(Items listed in a dataset)
#####

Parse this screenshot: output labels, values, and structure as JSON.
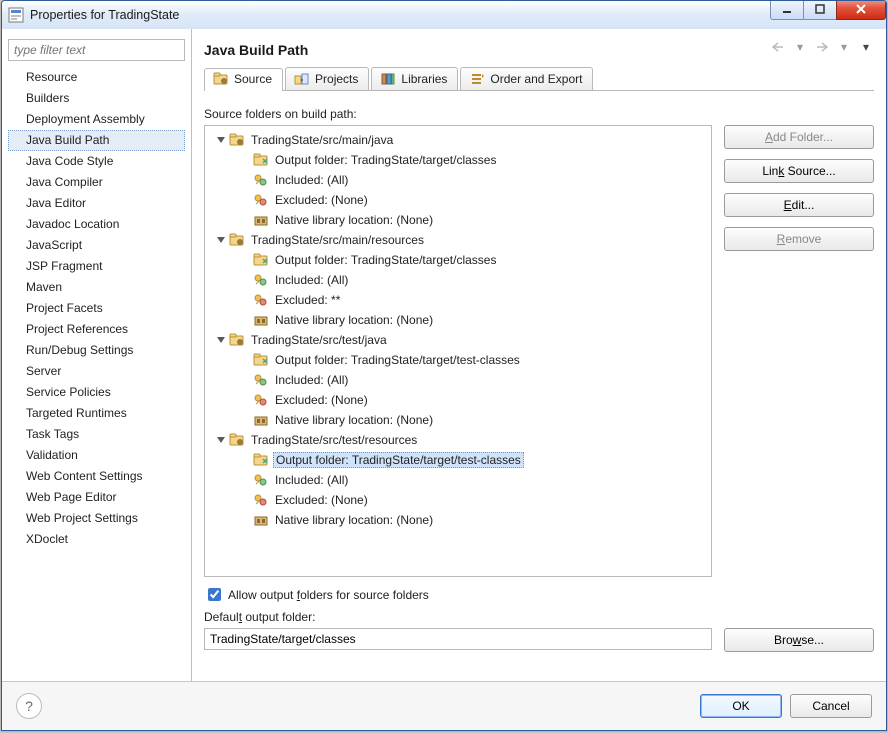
{
  "window": {
    "title": "Properties for TradingState"
  },
  "filter": {
    "placeholder": "type filter text"
  },
  "categories": [
    "Resource",
    "Builders",
    "Deployment Assembly",
    "Java Build Path",
    "Java Code Style",
    "Java Compiler",
    "Java Editor",
    "Javadoc Location",
    "JavaScript",
    "JSP Fragment",
    "Maven",
    "Project Facets",
    "Project References",
    "Run/Debug Settings",
    "Server",
    "Service Policies",
    "Targeted Runtimes",
    "Task Tags",
    "Validation",
    "Web Content Settings",
    "Web Page Editor",
    "Web Project Settings",
    "XDoclet"
  ],
  "categories_selected_index": 3,
  "page": {
    "title": "Java Build Path",
    "tabs": [
      "Source",
      "Projects",
      "Libraries",
      "Order and Export"
    ],
    "active_tab_index": 0
  },
  "source_tab": {
    "heading": "Source folders on build path:",
    "folders": [
      {
        "path": "TradingState/src/main/java",
        "output": "Output folder: TradingState/target/classes",
        "included": "Included: (All)",
        "excluded": "Excluded: (None)",
        "native": "Native library location: (None)"
      },
      {
        "path": "TradingState/src/main/resources",
        "output": "Output folder: TradingState/target/classes",
        "included": "Included: (All)",
        "excluded": "Excluded: **",
        "native": "Native library location: (None)"
      },
      {
        "path": "TradingState/src/test/java",
        "output": "Output folder: TradingState/target/test-classes",
        "included": "Included: (All)",
        "excluded": "Excluded: (None)",
        "native": "Native library location: (None)"
      },
      {
        "path": "TradingState/src/test/resources",
        "output": "Output folder: TradingState/target/test-classes",
        "included": "Included: (All)",
        "excluded": "Excluded: (None)",
        "native": "Native library location: (None)"
      }
    ],
    "selected": {
      "folder_index": 3,
      "child_key": "output"
    },
    "allow_checkbox": {
      "checked": true,
      "label_pre": "Allow output ",
      "underline": "f",
      "label_post": "olders for source folders"
    },
    "default_label_pre": "Defaul",
    "default_underline": "t",
    "default_label_post": " output folder:",
    "default_value": "TradingState/target/classes"
  },
  "buttons": {
    "add_folder": "Add Folder...",
    "link_source": "Link Source...",
    "edit": "Edit...",
    "remove": "Remove",
    "browse": "Browse...",
    "ok": "OK",
    "cancel": "Cancel"
  },
  "icons": {
    "app": "properties-icon",
    "tab_source": "package-folder-icon",
    "tab_projects": "projects-icon",
    "tab_libraries": "library-icon",
    "tab_order": "order-export-icon",
    "folder": "package-folder-icon",
    "output": "output-folder-icon",
    "included": "include-filter-icon",
    "excluded": "exclude-filter-icon",
    "native": "native-lib-icon"
  }
}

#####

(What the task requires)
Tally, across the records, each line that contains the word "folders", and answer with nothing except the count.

(Task output)
3